An Ethereum enthusiast contacted KeychainX a few months ago with a singular story.
It was part of the Ethereum presale in 2014 and fetched an incredible price of 1000 ETH today regarding four million USD for just 300USD – an amazing 13000x increase in value.
The story started once Alex sent the KeychainX team an issue to find out whether or not the team banned broken wallets. Alex suspected that the wallet was corrupted or the encoding was wrong because he had the positive ID saved in Splash ID with alternate passwords and used to copy-paste it into the presale webpage to affix it in the sale of Ethereum tokens.
It was bothered that multiple abused systems like iPad, mac and phone and various language setups (Alex was [*fr1] French), there could be language character cryptography errors or hiccups.
Since the password was quite long (99 characters) and contained many special or non-ASCII characters, it was absolutely a sneaky task. However, inserting a random character at a fancy position is feasible for shorter passwords. For a password of almost 100 characters, this was absolutely not possible.
But Alex was pretty sure of the password, so KeychainX had to “just” show up which was wrong. Of course, the positive identification was conjointly sexual, thus writing the various mistreated positive identification deviations, the sexually specific language cried out.
Although the words didn’t use S/M code words like KeychainX’s City Shoppers did, they did contain the words p*ssy and c*ck. very little insight from the team on the edge of the matter and much further than it absolutely was.
Being stubborn, the KeychainX team started by adding random characters to positions that the team suspected were the ones with workable problems. for example, sometimes if a personality was not English, the code would translate it to a double character, which would end up extending the search area considerably. doing so did not create any results.
So the team came back to appear on the source code of Splash ID and tried to reverse it to create the problem. there have been several versions of Splash ID, and their page did not provide it for free access. No chance.
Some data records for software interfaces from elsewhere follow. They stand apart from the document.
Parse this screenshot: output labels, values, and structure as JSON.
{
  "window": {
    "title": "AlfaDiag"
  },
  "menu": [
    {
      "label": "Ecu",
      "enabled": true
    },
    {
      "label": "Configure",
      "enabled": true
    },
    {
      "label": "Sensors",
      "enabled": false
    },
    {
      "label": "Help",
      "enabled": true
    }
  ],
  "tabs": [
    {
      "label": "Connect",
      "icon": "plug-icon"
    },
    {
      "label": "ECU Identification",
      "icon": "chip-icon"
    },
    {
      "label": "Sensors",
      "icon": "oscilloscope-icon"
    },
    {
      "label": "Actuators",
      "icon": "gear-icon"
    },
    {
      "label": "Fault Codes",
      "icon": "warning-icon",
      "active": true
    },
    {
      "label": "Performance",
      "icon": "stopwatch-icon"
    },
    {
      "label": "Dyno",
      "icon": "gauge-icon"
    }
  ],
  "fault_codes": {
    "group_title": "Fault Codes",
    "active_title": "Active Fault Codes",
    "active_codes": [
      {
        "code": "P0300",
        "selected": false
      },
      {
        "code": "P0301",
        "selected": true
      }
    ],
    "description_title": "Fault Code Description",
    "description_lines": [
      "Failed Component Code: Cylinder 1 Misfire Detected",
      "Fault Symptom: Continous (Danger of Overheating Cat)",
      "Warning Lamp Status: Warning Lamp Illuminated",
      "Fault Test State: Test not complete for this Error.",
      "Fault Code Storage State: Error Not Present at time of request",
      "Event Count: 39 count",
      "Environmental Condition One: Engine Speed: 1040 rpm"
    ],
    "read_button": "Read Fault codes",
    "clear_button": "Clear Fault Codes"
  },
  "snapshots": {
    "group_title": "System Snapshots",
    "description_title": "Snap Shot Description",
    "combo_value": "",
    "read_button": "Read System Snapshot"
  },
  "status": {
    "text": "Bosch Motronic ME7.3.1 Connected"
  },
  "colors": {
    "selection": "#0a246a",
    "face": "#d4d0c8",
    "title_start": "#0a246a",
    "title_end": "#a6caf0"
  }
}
Then, a few weeks later, a Russian user contacted KeychainX with a very different wallet of Cyrillic characters. Most of KeychainX’s custom tools were written for English or Latin passwords. So the team had to look into the source code of a recent tool and create a way to translate them according to the system.
This gave a thought for Alex’s wallet.
What if the tools used, as well as the distinctive characters that encrypted his wallet, were translated through the encoding package similar to Cyrillic characters.
Going back to the presale portfolio, the team tackled the constant approach of these special characters being abused as if they were Cyrillic. Boom! the team found the password; but, there was a difficulty.
Most of the wallet packages that can usually import the wallet and show the personal key didn’t work, and positive identification was not accepted because special characters were out of range of their code or list. Instead, the team had to manually decrypt the wallet to export the foreign list’s personal key abuse.
After withdrawing the funds, KeychainX tried to grab Alex several times, but he kept aiming at his electronic device. so the team shielded Alex, and still no response.
It took practically 3 days before it entered KeychainX, it was a bit stressful sitting on someone’s four million dollars not knowing where the person was. Ethereum’s value has also swung heaps, so the value is captivating many thousands a day in each direction.
So the team transferred Alex their share of the funds, the aforementioned reasonable luck, and security, and then never detected her again. KeychainX hopes he will have fun with his freshly recovered and long-lost fortune.
The post office How a pre-sale Ethereum wallet containing 1000 ETH was picked up by KeychainX first appeared on BTC Sons.